** Task goal **
Leaving out every image, restate all the records word for word.

** Data under study **
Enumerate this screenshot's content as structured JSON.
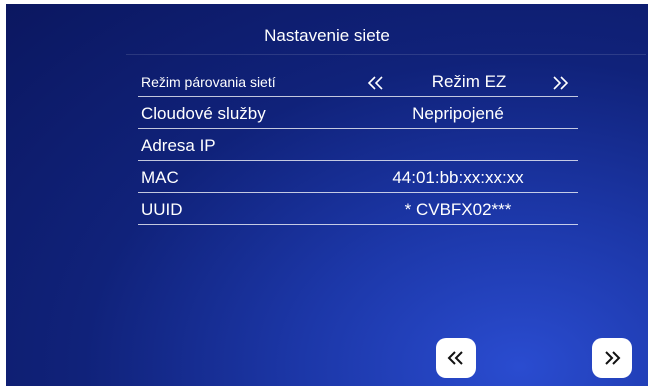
{
  "screen": {
    "title": "Nastavenie siete"
  },
  "rows": {
    "pairing": {
      "label": "Režim párovania sietí",
      "value": "Režim EZ"
    },
    "cloud": {
      "label": "Cloudové služby",
      "value": "Nepripojené"
    },
    "ip": {
      "label": "Adresa IP",
      "value": ""
    },
    "mac": {
      "label": "MAC",
      "value": "44:01:bb:xx:xx:xx"
    },
    "uuid": {
      "label": "UUID",
      "value": "* CVBFX02***"
    }
  },
  "icons": {
    "row_prev": "double-chevron-left-icon",
    "row_next": "double-chevron-right-icon",
    "page_prev": "double-chevron-left-icon",
    "page_next": "double-chevron-right-icon"
  },
  "colors": {
    "background_dark": "#0b1760",
    "background_light": "#2a4cd0",
    "text": "#ffffff",
    "button_bg": "#ffffff",
    "button_icon": "#111111"
  }
}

** Result below **
Enumerate this screenshot's content as structured JSON.
{
  "screen": {
    "title": "Nastavenie siete"
  },
  "rows": {
    "pairing": {
      "label": "Režim párovania sietí",
      "value": "Režim EZ"
    },
    "cloud": {
      "label": "Cloudové služby",
      "value": "Nepripojené"
    },
    "ip": {
      "label": "Adresa IP",
      "value": ""
    },
    "mac": {
      "label": "MAC",
      "value": "44:01:bb:xx:xx:xx"
    },
    "uuid": {
      "label": "UUID",
      "value": "* CVBFX02***"
    }
  },
  "icons": {
    "row_prev": "double-chevron-left-icon",
    "row_next": "double-chevron-right-icon",
    "page_prev": "double-chevron-left-icon",
    "page_next": "double-chevron-right-icon"
  },
  "colors": {
    "background_dark": "#0b1760",
    "background_light": "#2a4cd0",
    "text": "#ffffff",
    "button_bg": "#ffffff",
    "button_icon": "#111111"
  }
}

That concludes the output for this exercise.